On the Effects of Government Spending Shocks in Developing Countries
AbstractTime series analysis of annual data for a sample of developing countries shows the allocation of government spending shocks, both positive and negative, between price inflation and output growth. Cross-country regressions evaluate determinants of the difference in the real effects of government spending shocks. If the real effects decrease, capacity constraints are more binding and if they increase, the elasticity of aggregate demand is larger with respect to the change in government spending. Cross-country regressions also evaluate the implications of government spending shocks on the difference in trend price inflation and output growth. The variability of government spending shocks decreases trend real output growth and increases trend price inflation across countries.
Download InfoIf you experience problems downloading a file, check if you have the proper application to view it first. In case of further problems read the IDEAS help page. Note that these files are not on the IDEAS site.
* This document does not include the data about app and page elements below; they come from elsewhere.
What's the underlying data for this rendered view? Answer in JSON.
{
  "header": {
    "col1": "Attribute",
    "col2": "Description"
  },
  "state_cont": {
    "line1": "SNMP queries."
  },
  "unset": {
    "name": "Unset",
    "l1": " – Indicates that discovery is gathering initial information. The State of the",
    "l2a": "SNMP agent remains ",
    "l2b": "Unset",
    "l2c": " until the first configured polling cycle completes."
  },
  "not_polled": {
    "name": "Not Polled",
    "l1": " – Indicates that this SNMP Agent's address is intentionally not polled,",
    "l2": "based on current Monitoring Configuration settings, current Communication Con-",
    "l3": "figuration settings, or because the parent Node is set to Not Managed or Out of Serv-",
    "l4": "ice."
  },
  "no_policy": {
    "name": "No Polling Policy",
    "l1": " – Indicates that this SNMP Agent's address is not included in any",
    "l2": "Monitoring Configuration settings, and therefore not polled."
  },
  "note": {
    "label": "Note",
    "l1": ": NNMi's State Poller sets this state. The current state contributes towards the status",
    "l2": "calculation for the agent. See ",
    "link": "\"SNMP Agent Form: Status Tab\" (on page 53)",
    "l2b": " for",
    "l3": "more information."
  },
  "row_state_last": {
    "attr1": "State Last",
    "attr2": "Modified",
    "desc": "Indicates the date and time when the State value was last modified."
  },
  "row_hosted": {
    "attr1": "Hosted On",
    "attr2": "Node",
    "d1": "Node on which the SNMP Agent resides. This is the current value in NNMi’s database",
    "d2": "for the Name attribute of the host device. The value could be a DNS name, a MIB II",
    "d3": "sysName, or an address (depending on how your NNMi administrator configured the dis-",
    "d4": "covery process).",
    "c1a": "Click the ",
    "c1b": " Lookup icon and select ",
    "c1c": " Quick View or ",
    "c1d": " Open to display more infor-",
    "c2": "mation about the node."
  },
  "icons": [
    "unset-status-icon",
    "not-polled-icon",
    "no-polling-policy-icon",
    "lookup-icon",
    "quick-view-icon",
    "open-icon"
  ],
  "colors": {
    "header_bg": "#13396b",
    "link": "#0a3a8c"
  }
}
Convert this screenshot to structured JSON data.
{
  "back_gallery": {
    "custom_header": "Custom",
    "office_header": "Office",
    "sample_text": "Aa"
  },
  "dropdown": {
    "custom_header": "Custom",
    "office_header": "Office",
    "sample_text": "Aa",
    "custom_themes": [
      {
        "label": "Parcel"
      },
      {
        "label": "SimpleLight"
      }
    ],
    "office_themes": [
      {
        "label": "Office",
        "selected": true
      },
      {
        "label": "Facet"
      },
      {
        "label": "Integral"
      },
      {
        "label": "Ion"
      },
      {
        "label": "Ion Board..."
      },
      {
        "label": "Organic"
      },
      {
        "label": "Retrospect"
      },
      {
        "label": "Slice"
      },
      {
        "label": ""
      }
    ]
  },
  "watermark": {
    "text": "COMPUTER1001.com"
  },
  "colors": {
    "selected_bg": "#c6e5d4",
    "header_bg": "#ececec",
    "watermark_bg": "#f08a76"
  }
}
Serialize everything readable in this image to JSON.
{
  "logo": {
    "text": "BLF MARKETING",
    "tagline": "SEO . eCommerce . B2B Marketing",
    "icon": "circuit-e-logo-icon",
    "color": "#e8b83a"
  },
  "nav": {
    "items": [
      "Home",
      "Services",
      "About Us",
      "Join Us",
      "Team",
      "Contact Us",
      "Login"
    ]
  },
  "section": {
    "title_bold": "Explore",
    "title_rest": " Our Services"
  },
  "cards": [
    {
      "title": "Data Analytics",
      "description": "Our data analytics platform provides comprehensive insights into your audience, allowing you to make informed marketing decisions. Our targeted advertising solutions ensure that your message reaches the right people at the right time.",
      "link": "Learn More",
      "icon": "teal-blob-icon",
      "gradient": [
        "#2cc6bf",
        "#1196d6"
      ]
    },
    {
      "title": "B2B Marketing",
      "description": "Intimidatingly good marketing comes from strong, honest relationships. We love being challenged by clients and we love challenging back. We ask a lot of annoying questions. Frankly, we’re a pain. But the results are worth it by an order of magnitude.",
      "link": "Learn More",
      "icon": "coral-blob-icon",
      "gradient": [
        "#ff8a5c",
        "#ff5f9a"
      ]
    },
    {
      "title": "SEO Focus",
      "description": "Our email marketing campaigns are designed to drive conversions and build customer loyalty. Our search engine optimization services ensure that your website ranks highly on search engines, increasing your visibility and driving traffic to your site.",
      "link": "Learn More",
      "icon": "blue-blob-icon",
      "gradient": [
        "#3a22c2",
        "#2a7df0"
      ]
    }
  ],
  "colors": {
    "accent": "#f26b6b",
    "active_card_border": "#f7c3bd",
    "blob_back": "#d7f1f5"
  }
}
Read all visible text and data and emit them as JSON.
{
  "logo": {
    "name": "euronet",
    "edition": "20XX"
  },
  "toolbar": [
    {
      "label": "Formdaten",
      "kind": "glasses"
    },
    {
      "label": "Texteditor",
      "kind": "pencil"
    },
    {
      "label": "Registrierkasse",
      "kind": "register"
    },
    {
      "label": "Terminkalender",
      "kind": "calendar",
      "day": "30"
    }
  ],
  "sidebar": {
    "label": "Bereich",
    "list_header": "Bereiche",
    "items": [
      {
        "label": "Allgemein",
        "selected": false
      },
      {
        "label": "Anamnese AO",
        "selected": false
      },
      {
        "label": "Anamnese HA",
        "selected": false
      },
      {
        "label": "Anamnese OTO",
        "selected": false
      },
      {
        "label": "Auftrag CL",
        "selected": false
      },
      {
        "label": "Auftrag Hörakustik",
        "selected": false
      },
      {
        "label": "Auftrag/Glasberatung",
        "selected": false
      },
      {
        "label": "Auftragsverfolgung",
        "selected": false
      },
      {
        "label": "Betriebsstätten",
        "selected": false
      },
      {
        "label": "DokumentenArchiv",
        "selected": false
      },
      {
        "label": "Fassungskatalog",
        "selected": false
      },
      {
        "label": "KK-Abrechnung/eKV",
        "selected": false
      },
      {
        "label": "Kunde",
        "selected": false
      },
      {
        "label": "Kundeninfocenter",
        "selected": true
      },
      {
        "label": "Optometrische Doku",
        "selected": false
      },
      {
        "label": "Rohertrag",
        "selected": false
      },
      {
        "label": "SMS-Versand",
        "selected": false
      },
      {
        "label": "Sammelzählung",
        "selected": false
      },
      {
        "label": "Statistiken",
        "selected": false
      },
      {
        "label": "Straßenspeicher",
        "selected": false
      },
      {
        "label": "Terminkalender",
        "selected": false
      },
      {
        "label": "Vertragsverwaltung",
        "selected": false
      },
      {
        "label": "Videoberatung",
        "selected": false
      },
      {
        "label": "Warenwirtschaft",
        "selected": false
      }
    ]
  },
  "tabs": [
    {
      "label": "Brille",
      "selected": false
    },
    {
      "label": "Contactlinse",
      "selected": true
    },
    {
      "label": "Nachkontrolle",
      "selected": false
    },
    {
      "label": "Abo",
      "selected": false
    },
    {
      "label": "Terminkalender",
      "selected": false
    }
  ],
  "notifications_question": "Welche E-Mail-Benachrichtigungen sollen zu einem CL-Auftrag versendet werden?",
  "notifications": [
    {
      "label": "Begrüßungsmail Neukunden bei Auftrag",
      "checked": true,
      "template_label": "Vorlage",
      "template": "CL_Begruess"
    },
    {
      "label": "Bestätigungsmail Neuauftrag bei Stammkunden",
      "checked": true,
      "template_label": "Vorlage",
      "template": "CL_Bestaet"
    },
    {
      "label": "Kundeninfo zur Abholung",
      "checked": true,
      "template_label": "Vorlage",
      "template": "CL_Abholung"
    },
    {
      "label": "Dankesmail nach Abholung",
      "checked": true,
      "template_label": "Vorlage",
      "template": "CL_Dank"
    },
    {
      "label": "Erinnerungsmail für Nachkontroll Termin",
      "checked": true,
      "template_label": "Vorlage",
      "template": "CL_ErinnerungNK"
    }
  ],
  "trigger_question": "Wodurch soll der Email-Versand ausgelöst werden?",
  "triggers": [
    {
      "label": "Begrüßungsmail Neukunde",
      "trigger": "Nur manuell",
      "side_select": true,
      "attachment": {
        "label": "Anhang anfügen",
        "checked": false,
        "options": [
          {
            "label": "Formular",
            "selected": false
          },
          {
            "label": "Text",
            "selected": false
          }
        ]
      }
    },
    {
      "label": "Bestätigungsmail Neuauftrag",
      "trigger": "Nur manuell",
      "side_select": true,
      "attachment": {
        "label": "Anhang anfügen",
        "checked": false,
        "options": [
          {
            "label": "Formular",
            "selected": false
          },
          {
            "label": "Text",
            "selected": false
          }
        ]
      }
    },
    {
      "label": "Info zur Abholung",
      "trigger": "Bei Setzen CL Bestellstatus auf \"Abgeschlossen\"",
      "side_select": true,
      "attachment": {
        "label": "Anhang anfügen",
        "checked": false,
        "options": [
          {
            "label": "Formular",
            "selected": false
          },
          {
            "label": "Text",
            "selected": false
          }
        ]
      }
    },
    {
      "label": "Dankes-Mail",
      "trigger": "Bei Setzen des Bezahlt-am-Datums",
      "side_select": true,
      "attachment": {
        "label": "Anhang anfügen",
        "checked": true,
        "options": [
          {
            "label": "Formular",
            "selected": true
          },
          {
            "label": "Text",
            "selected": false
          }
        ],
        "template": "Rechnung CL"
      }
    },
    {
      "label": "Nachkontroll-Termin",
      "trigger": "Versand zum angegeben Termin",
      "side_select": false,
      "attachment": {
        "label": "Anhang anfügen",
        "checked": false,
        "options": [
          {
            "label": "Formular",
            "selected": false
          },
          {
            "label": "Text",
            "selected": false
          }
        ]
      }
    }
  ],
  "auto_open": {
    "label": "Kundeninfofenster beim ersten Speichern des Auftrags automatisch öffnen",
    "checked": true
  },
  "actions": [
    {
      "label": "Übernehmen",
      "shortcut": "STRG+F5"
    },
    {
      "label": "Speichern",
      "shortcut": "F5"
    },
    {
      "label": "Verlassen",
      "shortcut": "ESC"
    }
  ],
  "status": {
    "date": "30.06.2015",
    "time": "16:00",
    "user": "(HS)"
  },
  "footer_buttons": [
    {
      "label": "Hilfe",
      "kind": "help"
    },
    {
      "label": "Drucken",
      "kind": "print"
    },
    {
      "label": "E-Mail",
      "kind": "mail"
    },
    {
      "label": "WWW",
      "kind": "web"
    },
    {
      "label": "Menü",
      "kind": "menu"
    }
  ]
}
Please be patient as the files may be large.
Bibliographic InfoArticle provided by Taylor & Francis Journals in its journal Oxford Development Studies.
Volume (Year): 33 (2005)
Issue (Month): 2 ()
Contact details of provider:
Web page: http://www.tandfonline.com/CODS20
You can help add them by filling out this form.
CitEc Project, subscribe to its RSS feed for this item.
- Magda E. Kandil & Hanan Morsy, 2010. "Fiscal Stimulus and Credibility in Emerging Countries," IMF Working Papers 10/123, International Monetary Fund.
For technical questions regarding this item, or to correct its authors, title, abstract, bibliographic or download information, contact: (Michael McNulty).
If references are entirely missing, you can add them using this form.